Orlando officer shot in helmet at Pulse shooting testifies at pension hearing

Orlando Police Pension Board grants disability pension in 4-1 vote

An Orlando officer who was shot during the Pulse attack has been awarded pension.

ORLANDO, Fla. – Inside a small board room at Orlando City Hall, Officer Michael Napolitano testified for the first time about the post-traumatic stress disorder he is suffering since a bullet struck his helmet in the Pulse nightclub shooting on June 12, 2016. 

Since then, Napolitano's attorney said he was assigned limited duty but at the recommendation of his psychiatrist did not come back to the department as he continued to get treatment. 

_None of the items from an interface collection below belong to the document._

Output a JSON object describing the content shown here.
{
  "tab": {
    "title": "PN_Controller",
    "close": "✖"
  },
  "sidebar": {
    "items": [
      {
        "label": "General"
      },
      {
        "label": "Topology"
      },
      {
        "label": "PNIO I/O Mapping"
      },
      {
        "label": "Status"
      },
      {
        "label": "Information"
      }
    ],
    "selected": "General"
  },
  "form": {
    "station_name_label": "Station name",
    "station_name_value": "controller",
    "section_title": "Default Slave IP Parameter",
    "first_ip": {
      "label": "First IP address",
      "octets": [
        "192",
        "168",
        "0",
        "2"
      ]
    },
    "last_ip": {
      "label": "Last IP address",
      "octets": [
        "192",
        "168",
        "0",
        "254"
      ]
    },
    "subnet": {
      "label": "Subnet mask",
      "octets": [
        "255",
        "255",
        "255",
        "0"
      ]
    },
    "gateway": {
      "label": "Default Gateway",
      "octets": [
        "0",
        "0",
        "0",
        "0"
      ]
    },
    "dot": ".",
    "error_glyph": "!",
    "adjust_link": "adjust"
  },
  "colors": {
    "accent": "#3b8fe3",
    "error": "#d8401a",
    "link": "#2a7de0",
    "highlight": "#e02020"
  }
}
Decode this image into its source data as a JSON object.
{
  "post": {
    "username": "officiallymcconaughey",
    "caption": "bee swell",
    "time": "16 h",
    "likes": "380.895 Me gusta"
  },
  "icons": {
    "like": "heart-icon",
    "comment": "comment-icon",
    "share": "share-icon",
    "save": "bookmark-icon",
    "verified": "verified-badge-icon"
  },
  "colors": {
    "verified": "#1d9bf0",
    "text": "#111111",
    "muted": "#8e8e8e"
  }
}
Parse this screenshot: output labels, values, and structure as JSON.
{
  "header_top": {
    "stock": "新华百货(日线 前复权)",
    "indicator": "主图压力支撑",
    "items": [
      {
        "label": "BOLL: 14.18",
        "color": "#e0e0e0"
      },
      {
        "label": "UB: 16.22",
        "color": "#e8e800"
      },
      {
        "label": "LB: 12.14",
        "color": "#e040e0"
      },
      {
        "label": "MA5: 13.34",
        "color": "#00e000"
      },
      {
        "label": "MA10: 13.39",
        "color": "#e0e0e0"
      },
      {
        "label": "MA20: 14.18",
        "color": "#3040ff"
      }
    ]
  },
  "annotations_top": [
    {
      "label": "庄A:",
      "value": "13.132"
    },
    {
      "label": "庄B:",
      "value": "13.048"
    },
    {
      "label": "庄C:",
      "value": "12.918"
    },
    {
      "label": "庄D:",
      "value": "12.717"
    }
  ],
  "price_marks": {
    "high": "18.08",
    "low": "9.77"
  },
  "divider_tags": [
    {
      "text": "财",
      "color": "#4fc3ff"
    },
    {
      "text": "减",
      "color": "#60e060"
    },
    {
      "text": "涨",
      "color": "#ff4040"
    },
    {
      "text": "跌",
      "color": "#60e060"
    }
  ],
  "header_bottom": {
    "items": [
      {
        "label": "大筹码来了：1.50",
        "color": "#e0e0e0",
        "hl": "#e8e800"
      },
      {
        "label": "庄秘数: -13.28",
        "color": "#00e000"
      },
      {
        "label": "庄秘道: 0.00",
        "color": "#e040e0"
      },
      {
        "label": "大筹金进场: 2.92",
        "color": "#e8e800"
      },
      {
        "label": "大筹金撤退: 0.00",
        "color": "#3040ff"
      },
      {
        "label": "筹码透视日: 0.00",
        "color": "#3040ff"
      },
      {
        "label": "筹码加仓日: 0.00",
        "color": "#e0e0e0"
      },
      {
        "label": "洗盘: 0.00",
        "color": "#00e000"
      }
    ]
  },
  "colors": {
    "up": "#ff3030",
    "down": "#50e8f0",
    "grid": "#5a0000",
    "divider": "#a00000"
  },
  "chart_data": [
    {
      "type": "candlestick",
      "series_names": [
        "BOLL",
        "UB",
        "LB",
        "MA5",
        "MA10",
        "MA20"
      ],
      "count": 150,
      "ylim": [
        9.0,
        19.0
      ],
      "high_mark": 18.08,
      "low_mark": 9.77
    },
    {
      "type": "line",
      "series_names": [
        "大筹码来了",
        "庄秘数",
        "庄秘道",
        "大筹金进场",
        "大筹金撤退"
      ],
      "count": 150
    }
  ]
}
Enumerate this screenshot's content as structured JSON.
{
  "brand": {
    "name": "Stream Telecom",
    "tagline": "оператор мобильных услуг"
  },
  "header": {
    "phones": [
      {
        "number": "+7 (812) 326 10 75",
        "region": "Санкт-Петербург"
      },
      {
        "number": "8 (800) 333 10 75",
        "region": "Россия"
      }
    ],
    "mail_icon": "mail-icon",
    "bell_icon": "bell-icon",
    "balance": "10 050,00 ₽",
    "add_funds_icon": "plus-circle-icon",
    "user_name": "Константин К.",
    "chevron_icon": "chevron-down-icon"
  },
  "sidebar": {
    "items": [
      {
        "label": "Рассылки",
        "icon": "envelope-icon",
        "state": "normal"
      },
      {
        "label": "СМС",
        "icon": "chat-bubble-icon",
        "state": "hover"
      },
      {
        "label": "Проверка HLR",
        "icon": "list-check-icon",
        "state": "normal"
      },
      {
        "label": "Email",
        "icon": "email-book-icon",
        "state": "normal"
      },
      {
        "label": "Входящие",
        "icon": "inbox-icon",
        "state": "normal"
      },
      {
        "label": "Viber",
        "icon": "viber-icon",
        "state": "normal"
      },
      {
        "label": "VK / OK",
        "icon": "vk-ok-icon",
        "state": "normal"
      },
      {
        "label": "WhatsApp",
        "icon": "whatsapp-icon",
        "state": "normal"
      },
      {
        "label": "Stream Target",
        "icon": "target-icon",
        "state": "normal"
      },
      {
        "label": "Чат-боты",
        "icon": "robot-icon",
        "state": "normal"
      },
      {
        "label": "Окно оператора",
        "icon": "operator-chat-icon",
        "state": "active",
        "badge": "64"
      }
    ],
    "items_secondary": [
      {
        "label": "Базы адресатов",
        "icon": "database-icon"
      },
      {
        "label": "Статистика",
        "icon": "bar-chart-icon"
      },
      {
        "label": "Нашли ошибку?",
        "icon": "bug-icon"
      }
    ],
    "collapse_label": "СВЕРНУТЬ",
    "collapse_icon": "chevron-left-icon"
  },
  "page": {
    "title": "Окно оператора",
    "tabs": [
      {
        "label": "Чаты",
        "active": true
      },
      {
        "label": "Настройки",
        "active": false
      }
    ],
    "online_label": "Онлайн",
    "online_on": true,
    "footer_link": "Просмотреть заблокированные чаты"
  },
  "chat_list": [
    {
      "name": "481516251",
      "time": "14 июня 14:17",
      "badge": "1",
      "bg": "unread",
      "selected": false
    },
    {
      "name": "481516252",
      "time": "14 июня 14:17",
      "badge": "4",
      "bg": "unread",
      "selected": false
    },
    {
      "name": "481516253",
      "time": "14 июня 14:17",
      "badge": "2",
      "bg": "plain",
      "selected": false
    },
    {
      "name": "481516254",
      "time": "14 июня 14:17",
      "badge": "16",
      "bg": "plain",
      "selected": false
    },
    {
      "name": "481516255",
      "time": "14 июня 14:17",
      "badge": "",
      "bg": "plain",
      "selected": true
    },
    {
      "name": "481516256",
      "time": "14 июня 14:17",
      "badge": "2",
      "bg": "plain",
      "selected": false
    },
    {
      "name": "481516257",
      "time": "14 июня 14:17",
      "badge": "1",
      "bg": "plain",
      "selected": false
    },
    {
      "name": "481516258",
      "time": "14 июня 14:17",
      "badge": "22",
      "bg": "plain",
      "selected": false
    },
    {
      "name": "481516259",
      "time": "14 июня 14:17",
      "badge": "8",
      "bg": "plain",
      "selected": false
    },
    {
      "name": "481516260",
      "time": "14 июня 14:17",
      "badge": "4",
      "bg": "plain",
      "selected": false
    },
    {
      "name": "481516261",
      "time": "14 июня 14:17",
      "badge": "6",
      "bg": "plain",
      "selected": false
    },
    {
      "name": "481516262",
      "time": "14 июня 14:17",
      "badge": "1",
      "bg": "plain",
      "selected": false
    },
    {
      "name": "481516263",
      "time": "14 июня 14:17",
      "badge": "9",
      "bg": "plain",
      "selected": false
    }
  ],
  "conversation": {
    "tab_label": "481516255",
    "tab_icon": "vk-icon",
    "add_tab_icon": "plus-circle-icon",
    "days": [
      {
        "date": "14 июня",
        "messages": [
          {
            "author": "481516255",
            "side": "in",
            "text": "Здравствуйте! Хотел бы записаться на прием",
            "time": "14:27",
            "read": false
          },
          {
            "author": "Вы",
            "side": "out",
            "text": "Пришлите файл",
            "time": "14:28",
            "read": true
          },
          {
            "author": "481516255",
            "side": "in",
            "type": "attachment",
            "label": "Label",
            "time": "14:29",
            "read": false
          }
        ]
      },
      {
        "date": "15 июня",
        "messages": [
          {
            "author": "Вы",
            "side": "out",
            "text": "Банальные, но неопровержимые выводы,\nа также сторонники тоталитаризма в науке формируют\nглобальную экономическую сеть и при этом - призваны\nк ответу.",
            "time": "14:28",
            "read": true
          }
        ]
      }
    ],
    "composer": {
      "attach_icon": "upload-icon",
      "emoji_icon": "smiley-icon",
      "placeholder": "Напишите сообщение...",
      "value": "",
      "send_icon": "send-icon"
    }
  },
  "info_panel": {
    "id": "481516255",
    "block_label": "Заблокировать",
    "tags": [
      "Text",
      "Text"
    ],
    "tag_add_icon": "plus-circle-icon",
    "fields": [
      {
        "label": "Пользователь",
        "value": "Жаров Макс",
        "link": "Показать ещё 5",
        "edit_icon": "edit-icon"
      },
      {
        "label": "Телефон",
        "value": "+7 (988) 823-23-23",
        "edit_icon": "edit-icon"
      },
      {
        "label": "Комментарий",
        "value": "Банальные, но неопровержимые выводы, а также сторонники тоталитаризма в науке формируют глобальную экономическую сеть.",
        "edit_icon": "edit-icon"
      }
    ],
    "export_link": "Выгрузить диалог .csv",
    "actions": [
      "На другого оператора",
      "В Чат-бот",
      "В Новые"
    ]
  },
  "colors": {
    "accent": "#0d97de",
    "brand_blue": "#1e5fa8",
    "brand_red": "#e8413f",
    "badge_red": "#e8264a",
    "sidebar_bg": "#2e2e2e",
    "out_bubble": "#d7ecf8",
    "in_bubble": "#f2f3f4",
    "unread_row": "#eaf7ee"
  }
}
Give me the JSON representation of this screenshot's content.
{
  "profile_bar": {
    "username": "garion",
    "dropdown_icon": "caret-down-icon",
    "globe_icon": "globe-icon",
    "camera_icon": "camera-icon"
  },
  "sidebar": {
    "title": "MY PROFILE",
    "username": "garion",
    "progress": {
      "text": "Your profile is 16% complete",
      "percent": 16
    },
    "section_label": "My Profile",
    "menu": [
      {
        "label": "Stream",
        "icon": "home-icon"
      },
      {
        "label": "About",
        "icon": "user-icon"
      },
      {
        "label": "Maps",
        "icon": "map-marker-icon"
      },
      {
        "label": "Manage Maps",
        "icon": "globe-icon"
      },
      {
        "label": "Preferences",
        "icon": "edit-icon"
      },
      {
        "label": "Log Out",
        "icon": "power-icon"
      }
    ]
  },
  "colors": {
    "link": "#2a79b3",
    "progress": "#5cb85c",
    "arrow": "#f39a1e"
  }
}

Napolitano saying he received treatment from UCF's Restore program, instated purposely after the Pulse attack to help first responders and member of the military. However, after he testified it was too hard to complete it. 

"She tried to have me do some treatments that I was not able to do at the time," Napolitano said.

"Such as going to places on campus like Starbucks and sitting with my back to the door... I tried it I wasn't able to do it." 

After what was seemingly a tough line of questioning for Officer Napolitano, he testified he was drinking up to five times a day after the shooting. 

"That was a tough time for me, I was dealing with a lot," he said. However, he added, "That hasn't been an issue for me for over a year now."

After tough questioning from one board member, Randy Fields, Napolitano asked for a break. He never returned to the table. Instead, his attorney finished the hearing for him. 

The board then took a vote. With four "yays" and one "nay" by Fields, Napolitano was granted disability pension. That will include 80% of his base pay which kicks in Oct. 1. 

"I think it's very clear based on everything here there is no other options and this is a deserved disability case," said chairman of the Pension Board, Jay Smith. 

Shawn Dunlap, president of the Fraternal Order of Police, Lodge 25, said it was tough to watch Napolitano testify Monday. 

"To see him now versus what I knew him before, it was difficult to see him like that," Dunlap said. "He's been out of work for quite some time and this will bring closure to him and his family."